Paul was affirming to the believers at Rome and to us that the salvation we have in Jesus Christ rests on God’s plan and work, not ours. God can guarantee that the work that he has accomplished in Jesus could be completed, would be completed, was completed, has been completed, and will be completed. Paul can speak of that work of salvation in us who trust in Jesus as totally completed. Salvation rests one hundred percent on the finished, sufficient, and accomplished work of Jesus Christ! God does go deep to find a sinner and will go high to exalt him to his very presence now and forever.
I would like to make an observation here about sinners. I know that I have referred to the degraded sinner in these devotions. I want to take care to note that the Gospel of Jesus puts me in every list of sins in the Bible. It doesn’t make any difference what your or my perceptions may be about how good I am. Bill Kesecker is not good enough to be accepted by God as righteous. My hope is in Jesus Christ alone. My heavenly welcome will be the death and resurrection of Jesus Christ whom I trust as my Savior and only Righteousness. If you are measuring your life by me or by some other man or woman, STOP IT! The comparison is empty, futile, and worthless. Find your hope in Jesus Christ! And, he’s looking for you right now, “For the Son of Man came to seek and to save the lost” (Luke 19:10 NIV).
Frederick M. Lehman penned “The Love of God” in 1917, capturing something of Paul’s vision of the love of Christ Jesus.
Let me give William Cowper one more word. Scriptures tell us, “It is written: ‘Man shall not live on bread alone, but on every word that comes from the mouth of God’” (Matthew 4:4 NIV). In his terrible struggles in life, Cowper learned the fragility and unfaithfulness of human needs, senses, and emotions. Hear his advice:
God moves in a mysterious way, his wonders to perform; he plants his footsteps in the sea, and rides upon the storm.
Deep in unfathomable mines, of never-failing skill; he fashions up his bright designs, and works his sovereign will.

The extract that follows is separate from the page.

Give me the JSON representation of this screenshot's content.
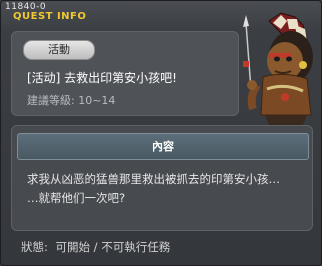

Ye fearful saints fresh courage take, the clouds that you much dread, are big with mercy and will break in blessings on your head.
Judge not the Lord by feeble sense, but trust him for his grace; behind a frowning providence, he hides a smiling face.
His purposes will ripen fast, unfolding every hour; the bud may have a bitter taste, but sweet will be the flower.
Blind unbelief is sure to err, and scan his work in vain; God is his own interpreter, and he will make it plain.
–“God Moves in a Mysterious Way,” by William Cowper
Well, Friends, we’re on a journey if we are following Jesus. It’s long, sometimes hard. We need prayer, and this week we have looked at one of the most extraordinary prayers ever: “that you, being rooted and established in love, may have power, together with all the Lord’s holy people, to grasp how wide and long and high and deep is the love of Christ and to know this love that surpasses knowledge—that you may be filled to the measure of all the fullness of God.”
“Now to him who is able to do immeasurably more than all we ask or imagine, according to his power that is at work within us, to him be glory in the church and in Christ Jesus throughout all generations, for ever and ever! Amen.”